**WORK INSTRUCTION**
In the records below, pick out all lines containing the word "name".

Start of DATASET ENTRIES

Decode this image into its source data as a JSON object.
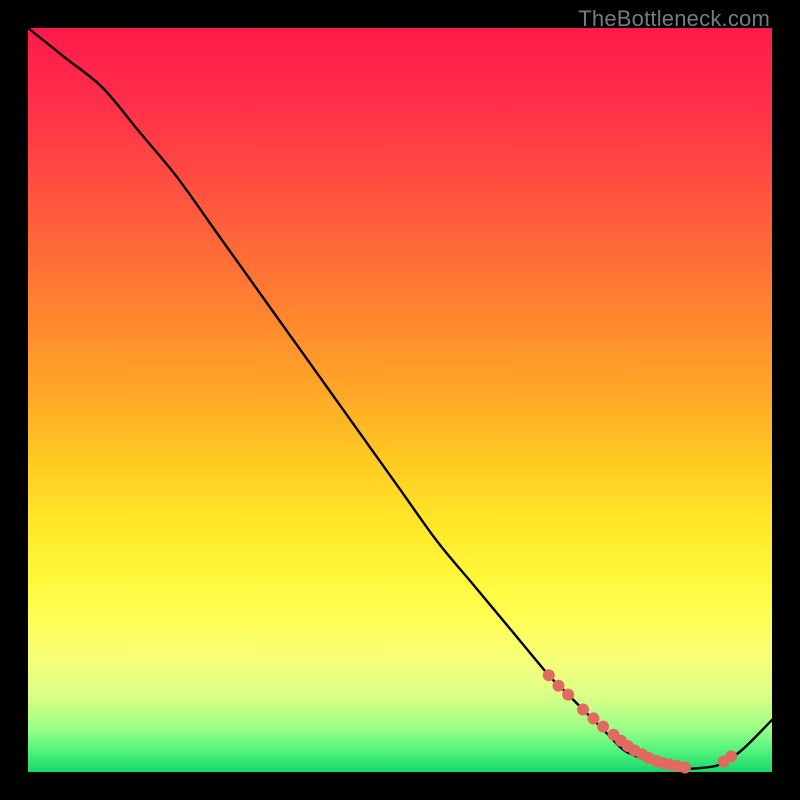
{
  "watermark": "TheBottleneck.com",
  "gradient": {
    "stops": [
      {
        "pos": 0.0,
        "color": "#ff1a4a"
      },
      {
        "pos": 0.1,
        "color": "#ff2f49"
      },
      {
        "pos": 0.2,
        "color": "#ff4b41"
      },
      {
        "pos": 0.3,
        "color": "#ff6a38"
      },
      {
        "pos": 0.4,
        "color": "#ff8a2e"
      },
      {
        "pos": 0.5,
        "color": "#ffab26"
      },
      {
        "pos": 0.58,
        "color": "#ffc922"
      },
      {
        "pos": 0.66,
        "color": "#ffe627"
      },
      {
        "pos": 0.74,
        "color": "#fff83b"
      },
      {
        "pos": 0.8,
        "color": "#ffff58"
      },
      {
        "pos": 0.85,
        "color": "#f6ff7a"
      },
      {
        "pos": 0.9,
        "color": "#d8ff88"
      },
      {
        "pos": 0.94,
        "color": "#9dff86"
      },
      {
        "pos": 0.97,
        "color": "#55f57e"
      },
      {
        "pos": 1.0,
        "color": "#17d66a"
      }
    ]
  },
  "chart_data": {
    "type": "line",
    "title": "",
    "xlabel": "",
    "ylabel": "",
    "xlim": [
      0,
      100
    ],
    "ylim": [
      0,
      100
    ],
    "grid": false,
    "legend": false,
    "series": [
      {
        "name": "bottleneck-curve",
        "x": [
          0,
          5,
          10,
          15,
          20,
          25,
          30,
          35,
          40,
          45,
          50,
          55,
          60,
          65,
          70,
          72,
          75,
          78,
          80,
          82,
          85,
          88,
          90,
          93,
          96,
          100
        ],
        "y": [
          100,
          96,
          92,
          86,
          80,
          73,
          66,
          59,
          52,
          45,
          38,
          31,
          25,
          19,
          13,
          11,
          8,
          5,
          3,
          2,
          1,
          0.5,
          0.5,
          1,
          3,
          7
        ]
      }
    ],
    "markers": {
      "name": "highlight-dots",
      "color": "#e06a5f",
      "radius_px": 6,
      "x": [
        70,
        71.3,
        72.6,
        74.6,
        76.0,
        77.3,
        78.7,
        79.7,
        80.6,
        81.5,
        82.5,
        83.4,
        84.4,
        85.3,
        86.3,
        87.3,
        88.3,
        93.5,
        94.5
      ],
      "y": [
        13.0,
        11.6,
        10.4,
        8.4,
        7.2,
        6.1,
        5.0,
        4.2,
        3.5,
        2.9,
        2.4,
        1.9,
        1.5,
        1.2,
        1.0,
        0.8,
        0.6,
        1.4,
        2.1
      ]
    }
  }
}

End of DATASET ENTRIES

**RESPONSE FOR THIS EXERCISE**
        "name": "bottleneck-curve",
      "name": "highlight-dots",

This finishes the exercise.